Heads, Tails And Beans |S|=3

Doc Mike Finnley, Going Postal


Let’s suppose that set \(S\) contains a full deck of playing cards. Therefore, \(|S|=52\). We can split the cards into four suits: \(♠,♣,♥,♦\). Let’s make a set \(T\) that contains only the clubs suit from that deck:


The number of elements inside set \(T\) is \(|T|=13\). We call set \(T\) a subset of the set \(S\). Every element inside of set \(T\) is also an element inside of set \(S\). It’s important to note that set \(S\) still contains all 52 cards. Set \(T\) is simply showing you what is inside set \(S\) – it hasn’t removed those cards. Set \(T\) could contain any of the 52 playing cards and it would be a valid subset, for example:


The combinatorical way of writing that \(T\) is a subset of \(S\):

\[T \subseteq S\]

We can also say that \(S\) is the super-set of \(T\):

\[S \supseteq T\]

A subset is a set in its own right and obeys the same rules as for sets. A subset can also contain every element that is in its super-set. Therefore, \(T=S\) iff (if and only if) \(T \subseteq S\) and \(S \subseteq T\).
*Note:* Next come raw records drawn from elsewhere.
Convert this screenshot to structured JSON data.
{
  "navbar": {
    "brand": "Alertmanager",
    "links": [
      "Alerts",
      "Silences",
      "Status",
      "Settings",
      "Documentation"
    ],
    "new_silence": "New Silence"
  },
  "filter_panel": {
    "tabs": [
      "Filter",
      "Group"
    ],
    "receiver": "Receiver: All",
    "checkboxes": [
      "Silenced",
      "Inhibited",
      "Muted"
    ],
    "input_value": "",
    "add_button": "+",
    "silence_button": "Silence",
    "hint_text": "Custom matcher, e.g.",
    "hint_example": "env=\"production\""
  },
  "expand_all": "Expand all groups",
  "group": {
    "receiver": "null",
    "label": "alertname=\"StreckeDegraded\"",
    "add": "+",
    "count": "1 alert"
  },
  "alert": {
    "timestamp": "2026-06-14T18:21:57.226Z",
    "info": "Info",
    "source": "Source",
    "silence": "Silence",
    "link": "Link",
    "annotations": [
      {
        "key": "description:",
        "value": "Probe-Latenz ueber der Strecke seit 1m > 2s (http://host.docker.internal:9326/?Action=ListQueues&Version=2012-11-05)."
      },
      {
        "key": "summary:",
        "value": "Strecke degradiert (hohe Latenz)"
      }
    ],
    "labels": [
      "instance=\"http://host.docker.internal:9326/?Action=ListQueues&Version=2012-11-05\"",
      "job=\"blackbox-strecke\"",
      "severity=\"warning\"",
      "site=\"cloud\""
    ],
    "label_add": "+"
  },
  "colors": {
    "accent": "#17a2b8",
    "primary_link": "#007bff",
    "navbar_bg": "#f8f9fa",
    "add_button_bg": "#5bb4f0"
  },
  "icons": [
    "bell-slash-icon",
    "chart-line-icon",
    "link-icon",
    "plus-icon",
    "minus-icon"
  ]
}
The Power Set

Here’s a set of two playing cards:


Remember that sets are unordered, so \(\{K♠,Q♦\}\) is the same as \(\{Q♦,K♠\}\). How many subsets can we make from set \(S\)? A direct enumeration gives us:


There appears to be three, but this answer is only partly true.
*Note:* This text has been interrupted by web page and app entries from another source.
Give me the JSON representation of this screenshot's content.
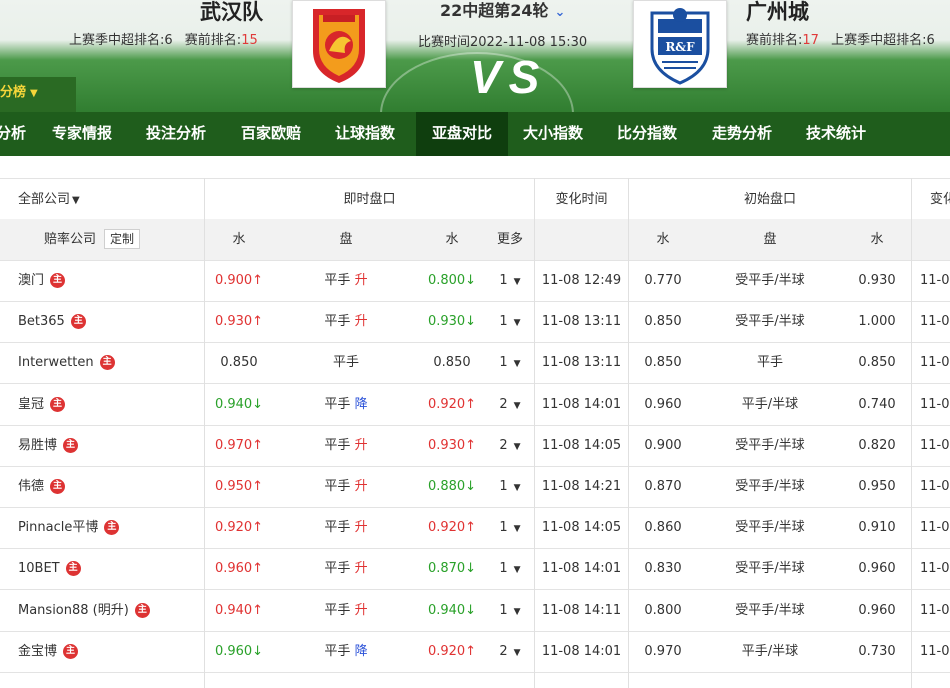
{
  "header": {
    "home": {
      "name": "武汉队",
      "last_season_label": "上赛季中超排名:6",
      "pre_rank_label": "赛前排名:",
      "pre_rank": "15"
    },
    "away": {
      "name": "广州城",
      "pre_rank_label": "赛前排名:",
      "pre_rank": "17",
      "last_season_label": "上赛季中超排名:6"
    },
    "round": "22中超第24轮",
    "round_chevron": "⌄",
    "match_time": "比赛时间2022-11-08 15:30",
    "vs": "VS",
    "away_logo_text": "R&F",
    "standings_button": "分榜",
    "standings_caret": "▼"
  },
  "nav": {
    "items": [
      "分析",
      "专家情报",
      "投注分析",
      "百家欧赔",
      "让球指数",
      "亚盘对比",
      "大小指数",
      "比分指数",
      "走势分析",
      "技术统计"
    ],
    "active_index": 5
  },
  "table": {
    "header1": {
      "company_filter": "全部公司",
      "company_filter_caret": "▼",
      "live": "即时盘口",
      "change_time": "变化时间",
      "initial": "初始盘口",
      "change_time_2": "变化"
    },
    "header2": {
      "odds_company": "赔率公司",
      "customize": "定制",
      "water1": "水",
      "handicap": "盘",
      "water2": "水",
      "more": "更多",
      "init_water1": "水",
      "init_handicap": "盘",
      "init_water2": "水"
    },
    "host_badge": "主",
    "more_caret": "▼",
    "rows": [
      {
        "company": "澳门",
        "w1": "0.900",
        "w1_dir": "up",
        "pan": "平手",
        "pan_change": "升",
        "pan_dir": "up",
        "w2": "0.800",
        "w2_dir": "down",
        "more": "1",
        "time": "11-08 12:49",
        "iw1": "0.770",
        "ipan": "受平手/半球",
        "iw2": "0.930",
        "t2": "11-0"
      },
      {
        "company": "Bet365",
        "w1": "0.930",
        "w1_dir": "up",
        "pan": "平手",
        "pan_change": "升",
        "pan_dir": "up",
        "w2": "0.930",
        "w2_dir": "down",
        "more": "1",
        "time": "11-08 13:11",
        "iw1": "0.850",
        "ipan": "受平手/半球",
        "iw2": "1.000",
        "t2": "11-0"
      },
      {
        "company": "Interwetten",
        "w1": "0.850",
        "w1_dir": "none",
        "pan": "平手",
        "pan_change": "",
        "pan_dir": "none",
        "w2": "0.850",
        "w2_dir": "none",
        "more": "1",
        "time": "11-08 13:11",
        "iw1": "0.850",
        "ipan": "平手",
        "iw2": "0.850",
        "t2": "11-0"
      },
      {
        "company": "皇冠",
        "w1": "0.940",
        "w1_dir": "down",
        "pan": "平手",
        "pan_change": "降",
        "pan_dir": "down",
        "w2": "0.920",
        "w2_dir": "up",
        "more": "2",
        "time": "11-08 14:01",
        "iw1": "0.960",
        "ipan": "平手/半球",
        "iw2": "0.740",
        "t2": "11-0"
      },
      {
        "company": "易胜博",
        "w1": "0.970",
        "w1_dir": "up",
        "pan": "平手",
        "pan_change": "升",
        "pan_dir": "up",
        "w2": "0.930",
        "w2_dir": "up",
        "more": "2",
        "time": "11-08 14:05",
        "iw1": "0.900",
        "ipan": "受平手/半球",
        "iw2": "0.820",
        "t2": "11-07"
      },
      {
        "company": "伟德",
        "w1": "0.950",
        "w1_dir": "up",
        "pan": "平手",
        "pan_change": "升",
        "pan_dir": "up",
        "w2": "0.880",
        "w2_dir": "down",
        "more": "1",
        "time": "11-08 14:21",
        "iw1": "0.870",
        "ipan": "受平手/半球",
        "iw2": "0.950",
        "t2": "11-0"
      },
      {
        "company": "Pinnacle平博",
        "w1": "0.920",
        "w1_dir": "up",
        "pan": "平手",
        "pan_change": "升",
        "pan_dir": "up",
        "w2": "0.920",
        "w2_dir": "up",
        "more": "1",
        "time": "11-08 14:05",
        "iw1": "0.860",
        "ipan": "受平手/半球",
        "iw2": "0.910",
        "t2": "11-0"
      },
      {
        "company": "10BET",
        "w1": "0.960",
        "w1_dir": "up",
        "pan": "平手",
        "pan_change": "升",
        "pan_dir": "up",
        "w2": "0.870",
        "w2_dir": "down",
        "more": "1",
        "time": "11-08 14:01",
        "iw1": "0.830",
        "ipan": "受平手/半球",
        "iw2": "0.960",
        "t2": "11-0"
      },
      {
        "company": "Mansion88 (明升)",
        "w1": "0.940",
        "w1_dir": "up",
        "pan": "平手",
        "pan_change": "升",
        "pan_dir": "up",
        "w2": "0.940",
        "w2_dir": "down",
        "more": "1",
        "time": "11-08 14:11",
        "iw1": "0.800",
        "ipan": "受平手/半球",
        "iw2": "0.960",
        "t2": "11-0"
      },
      {
        "company": "金宝博",
        "w1": "0.960",
        "w1_dir": "down",
        "pan": "平手",
        "pan_change": "降",
        "pan_dir": "down",
        "w2": "0.920",
        "w2_dir": "up",
        "more": "2",
        "time": "11-08 14:01",
        "iw1": "0.970",
        "ipan": "平手/半球",
        "iw2": "0.730",
        "t2": "11-0"
      }
    ]
  },
  "colors": {
    "up": "#e03232",
    "down": "#2aa12a",
    "jiang": "#2b52d8",
    "nav_bg": "#1f5d1c",
    "nav_active": "#0f3e0e",
    "rank_red": "#e03a3a"
  }
}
We can count all of the subsets by the use of the power set rule. It looks like this:


Which represents all of the possible subsets of the set \(S\). We want to count the size (all of the groups of elements) of the power set which will count all of the subsets, thus:


The Empty Set

I said that the number of subsets for our card set is three and that’s partly true. To see why, we need to calculate the size of the power-set. First, \(|S|=2\) therefore:


(Remember, in mathematics a superscript n \(x^n\) means to raise x to the power of n. Or, multiply x by itself n number of times. In this case \(x=2,n=2\), therefore \(x*x=2*2=4\)).

According to the power-set rule we should have counted four subsets and not three.

Where’s the missing subset?

The answer lies with something called the empty set. As the name obviously implies, it’s a set with nothing in it:


Hold on. How can I count nothing? An easy way to think of it is as something that didn’t happen but possibly could have happened.

We might decide to not place a card on the table, for example. A lottery ticket is easier to think about. Suppose I don’t match any numbers on my ticket (happens all too often!)? It’s still a lottery ticket. Does it not count?

I can count all of the tickets that match one, two, three etc. numbers. What about all of the tickets that match none?

The power-set of the card set \(S=\{K♠,Q♦\}\) looks like this:


Where \(\emptyset=\{\}\). The size of the empty set (its cardinality) is zero, \(|\emptyset|=0\). But it does count as one subset. So the number of card subsets is now four.

If we take the cardinality of the power-set given the empty-set, we get this:


Which means it is a subset of itself. And just to make matters more confusing, all sets have an empty subset and every set is a subset of itself!

To appreciate the potential size of all the subsets from a given set, consider four cards:


According to the power-set rule there should be \(2^{|S|}=2^4=16\) subsets.

Let’s directly enumerate them by placing all of the card subsets on a virtual table (remember, the order does not count):

First, we can put down just one card at a time: \(\{J♠\},\{Q♣\},\{K♥\},\{A♦\}\). That’s four subsets.

Second, we can put them down in pairs: \(\{J♠,Q♣\},\{J♠,K♥\},\{J♠,A♦\},\{Q♣,K♥\},\{Q♣,A♦\},\{K♥,A♦\}\). That’s six subsets.

Third, we can put them down in triplets: \(\{J♠,Q♣,K♥\},\{J♠,Q♣,A♦\},\{J♠,K♥,A♦\},\{Q♣,K♥,A♦\}\). That’s four subsets.

Forth, we can put all of our cards on the table: \(\{J♠,Q♣,K♥,A♦\}\). That’s one subset.

Lastly, we can choose not to put any cards on the table, the empty-set \(\emptyset\). That’s one subset. This gives us a total of sixteen subsets, \(4+6+4+1+1=16\). We’ll see later that these numbers form a part of something called Pascal’s triangle.

As a challenge, try to directly enumerate (count) all 52 playing cards’ subsets. The power-set rule states that you’d need quite a few lifetimes to do so:


In English – Four quadrillion, five-hundred-and-three-trillion, five-hundred-and-ninety-nine-billion and six-hundred-and-twenty-seven-million different subsets.

Happy counting.

© Doc Mike Finnley 2019